» Task prompt
Your response must consist of the listing below, repeated exactly.

- - -

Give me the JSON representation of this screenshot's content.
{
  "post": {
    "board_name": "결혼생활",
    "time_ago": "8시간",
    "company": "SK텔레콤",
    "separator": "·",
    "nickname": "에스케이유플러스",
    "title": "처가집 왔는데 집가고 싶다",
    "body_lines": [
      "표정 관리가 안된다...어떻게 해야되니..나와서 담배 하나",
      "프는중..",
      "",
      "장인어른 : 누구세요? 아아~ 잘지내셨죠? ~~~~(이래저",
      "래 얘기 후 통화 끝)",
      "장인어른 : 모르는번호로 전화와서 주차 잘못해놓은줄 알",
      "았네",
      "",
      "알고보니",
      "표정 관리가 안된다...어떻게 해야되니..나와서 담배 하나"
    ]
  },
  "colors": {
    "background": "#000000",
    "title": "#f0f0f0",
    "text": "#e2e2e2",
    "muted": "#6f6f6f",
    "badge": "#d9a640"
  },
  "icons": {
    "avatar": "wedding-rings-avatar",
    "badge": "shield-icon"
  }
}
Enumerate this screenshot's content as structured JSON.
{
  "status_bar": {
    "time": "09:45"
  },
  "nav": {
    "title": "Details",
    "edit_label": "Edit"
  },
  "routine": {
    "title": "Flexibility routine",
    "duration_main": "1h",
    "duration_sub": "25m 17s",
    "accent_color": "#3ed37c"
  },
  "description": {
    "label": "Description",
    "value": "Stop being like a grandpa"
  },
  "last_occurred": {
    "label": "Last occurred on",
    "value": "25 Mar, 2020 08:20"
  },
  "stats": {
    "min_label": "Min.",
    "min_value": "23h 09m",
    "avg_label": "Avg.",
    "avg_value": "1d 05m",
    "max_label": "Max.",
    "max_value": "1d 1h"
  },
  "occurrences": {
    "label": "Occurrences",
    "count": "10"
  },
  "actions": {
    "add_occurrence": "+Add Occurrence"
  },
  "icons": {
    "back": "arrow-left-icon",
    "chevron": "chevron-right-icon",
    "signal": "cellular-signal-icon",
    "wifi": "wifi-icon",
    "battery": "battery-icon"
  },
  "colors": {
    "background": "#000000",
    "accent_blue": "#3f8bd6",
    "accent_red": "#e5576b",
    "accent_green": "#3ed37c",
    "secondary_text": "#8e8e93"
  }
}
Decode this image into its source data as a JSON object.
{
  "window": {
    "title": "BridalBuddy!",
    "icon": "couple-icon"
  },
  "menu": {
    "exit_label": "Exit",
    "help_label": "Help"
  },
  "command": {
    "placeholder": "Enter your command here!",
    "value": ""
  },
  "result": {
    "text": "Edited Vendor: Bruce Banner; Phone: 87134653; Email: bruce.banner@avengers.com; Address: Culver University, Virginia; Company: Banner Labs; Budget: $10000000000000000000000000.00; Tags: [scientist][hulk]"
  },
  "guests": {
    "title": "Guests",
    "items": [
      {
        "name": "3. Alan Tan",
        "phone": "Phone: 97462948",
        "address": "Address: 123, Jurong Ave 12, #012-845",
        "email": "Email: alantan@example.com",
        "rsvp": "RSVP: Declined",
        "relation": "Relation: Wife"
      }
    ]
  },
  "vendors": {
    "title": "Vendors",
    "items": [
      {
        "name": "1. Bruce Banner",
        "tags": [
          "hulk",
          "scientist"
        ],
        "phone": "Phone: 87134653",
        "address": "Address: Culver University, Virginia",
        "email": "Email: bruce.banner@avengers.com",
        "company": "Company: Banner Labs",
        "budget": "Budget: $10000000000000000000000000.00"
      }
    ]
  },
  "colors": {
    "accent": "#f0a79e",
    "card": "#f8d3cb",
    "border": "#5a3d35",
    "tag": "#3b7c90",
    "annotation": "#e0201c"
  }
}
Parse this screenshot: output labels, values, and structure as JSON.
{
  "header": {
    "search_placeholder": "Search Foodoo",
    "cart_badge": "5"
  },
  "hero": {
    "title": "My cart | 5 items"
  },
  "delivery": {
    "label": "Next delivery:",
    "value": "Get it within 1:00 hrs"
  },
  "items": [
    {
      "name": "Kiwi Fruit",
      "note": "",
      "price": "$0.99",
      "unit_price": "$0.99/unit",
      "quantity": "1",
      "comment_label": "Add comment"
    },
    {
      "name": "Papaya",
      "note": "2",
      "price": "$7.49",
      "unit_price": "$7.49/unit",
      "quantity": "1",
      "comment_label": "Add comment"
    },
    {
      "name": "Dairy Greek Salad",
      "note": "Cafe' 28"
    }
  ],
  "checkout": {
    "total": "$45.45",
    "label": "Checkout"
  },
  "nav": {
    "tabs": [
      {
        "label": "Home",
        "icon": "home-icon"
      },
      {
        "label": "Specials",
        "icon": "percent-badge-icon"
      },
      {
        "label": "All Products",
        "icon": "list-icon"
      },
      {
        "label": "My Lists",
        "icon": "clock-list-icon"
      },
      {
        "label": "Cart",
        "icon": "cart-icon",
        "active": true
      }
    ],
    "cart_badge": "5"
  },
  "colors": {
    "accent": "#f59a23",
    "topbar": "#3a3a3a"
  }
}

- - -

» Task solution
Give me the JSON representation of this screenshot's content.
{
  "post": {
    "board_name": "결혼생활",
    "time_ago": "8시간",
    "company": "SK텔레콤",
    "separator": "·",
    "nickname": "에스케이유플러스",
    "title": "처가집 왔는데 집가고 싶다",
    "body_lines": [
      "표정 관리가 안된다...어떻게 해야되니..나와서 담배 하나",
      "프는중..",
      "",
      "장인어른 : 누구세요? 아아~ 잘지내셨죠? ~~~~(이래저",
      "래 얘기 후 통화 끝)",
      "장인어른 : 모르는번호로 전화와서 주차 잘못해놓은줄 알",
      "았네",
      "",
      "알고보니",
      "표정 관리가 안된다...어떻게 해야되니..나와서 담배 하나"
    ]
  },
  "colors": {
    "background": "#000000",
    "title": "#f0f0f0",
    "text": "#e2e2e2",
    "muted": "#6f6f6f",
    "badge": "#d9a640"
  },
  "icons": {
    "avatar": "wedding-rings-avatar",
    "badge": "shield-icon"
  }
}
Enumerate this screenshot's content as structured JSON.
{
  "status_bar": {
    "time": "09:45"
  },
  "nav": {
    "title": "Details",
    "edit_label": "Edit"
  },
  "routine": {
    "title": "Flexibility routine",
    "duration_main": "1h",
    "duration_sub": "25m 17s",
    "accent_color": "#3ed37c"
  },
  "description": {
    "label": "Description",
    "value": "Stop being like a grandpa"
  },
  "last_occurred": {
    "label": "Last occurred on",
    "value": "25 Mar, 2020 08:20"
  },
  "stats": {
    "min_label": "Min.",
    "min_value": "23h 09m",
    "avg_label": "Avg.",
    "avg_value": "1d 05m",
    "max_label": "Max.",
    "max_value": "1d 1h"
  },
  "occurrences": {
    "label": "Occurrences",
    "count": "10"
  },
  "actions": {
    "add_occurrence": "+Add Occurrence"
  },
  "icons": {
    "back": "arrow-left-icon",
    "chevron": "chevron-right-icon",
    "signal": "cellular-signal-icon",
    "wifi": "wifi-icon",
    "battery": "battery-icon"
  },
  "colors": {
    "background": "#000000",
    "accent_blue": "#3f8bd6",
    "accent_red": "#e5576b",
    "accent_green": "#3ed37c",
    "secondary_text": "#8e8e93"
  }
}
Decode this image into its source data as a JSON object.
{
  "window": {
    "title": "BridalBuddy!",
    "icon": "couple-icon"
  },
  "menu": {
    "exit_label": "Exit",
    "help_label": "Help"
  },
  "command": {
    "placeholder": "Enter your command here!",
    "value": ""
  },
  "result": {
    "text": "Edited Vendor: Bruce Banner; Phone: 87134653; Email: bruce.banner@avengers.com; Address: Culver University, Virginia; Company: Banner Labs; Budget: $10000000000000000000000000.00; Tags: [scientist][hulk]"
  },
  "guests": {
    "title": "Guests",
    "items": [
      {
        "name": "3. Alan Tan",
        "phone": "Phone: 97462948",
        "address": "Address: 123, Jurong Ave 12, #012-845",
        "email": "Email: alantan@example.com",
        "rsvp": "RSVP: Declined",
        "relation": "Relation: Wife"
      }
    ]
  },
  "vendors": {
    "title": "Vendors",
    "items": [
      {
        "name": "1. Bruce Banner",
        "tags": [
          "hulk",
          "scientist"
        ],
        "phone": "Phone: 87134653",
        "address": "Address: Culver University, Virginia",
        "email": "Email: bruce.banner@avengers.com",
        "company": "Company: Banner Labs",
        "budget": "Budget: $10000000000000000000000000.00"
      }
    ]
  },
  "colors": {
    "accent": "#f0a79e",
    "card": "#f8d3cb",
    "border": "#5a3d35",
    "tag": "#3b7c90",
    "annotation": "#e0201c"
  }
}
Parse this screenshot: output labels, values, and structure as JSON.
{
  "header": {
    "search_placeholder": "Search Foodoo",
    "cart_badge": "5"
  },
  "hero": {
    "title": "My cart | 5 items"
  },
  "delivery": {
    "label": "Next delivery:",
    "value": "Get it within 1:00 hrs"
  },
  "items": [
    {
      "name": "Kiwi Fruit",
      "note": "",
      "price": "$0.99",
      "unit_price": "$0.99/unit",
      "quantity": "1",
      "comment_label": "Add comment"
    },
    {
      "name": "Papaya",
      "note": "2",
      "price": "$7.49",
      "unit_price": "$7.49/unit",
      "quantity": "1",
      "comment_label": "Add comment"
    },
    {
      "name": "Dairy Greek Salad",
      "note": "Cafe' 28"
    }
  ],
  "checkout": {
    "total": "$45.45",
    "label": "Checkout"
  },
  "nav": {
    "tabs": [
      {
        "label": "Home",
        "icon": "home-icon"
      },
      {
        "label": "Specials",
        "icon": "percent-badge-icon"
      },
      {
        "label": "All Products",
        "icon": "list-icon"
      },
      {
        "label": "My Lists",
        "icon": "clock-list-icon"
      },
      {
        "label": "Cart",
        "icon": "cart-icon",
        "active": true
      }
    ],
    "cart_badge": "5"
  },
  "colors": {
    "accent": "#f59a23",
    "topbar": "#3a3a3a"
  }
}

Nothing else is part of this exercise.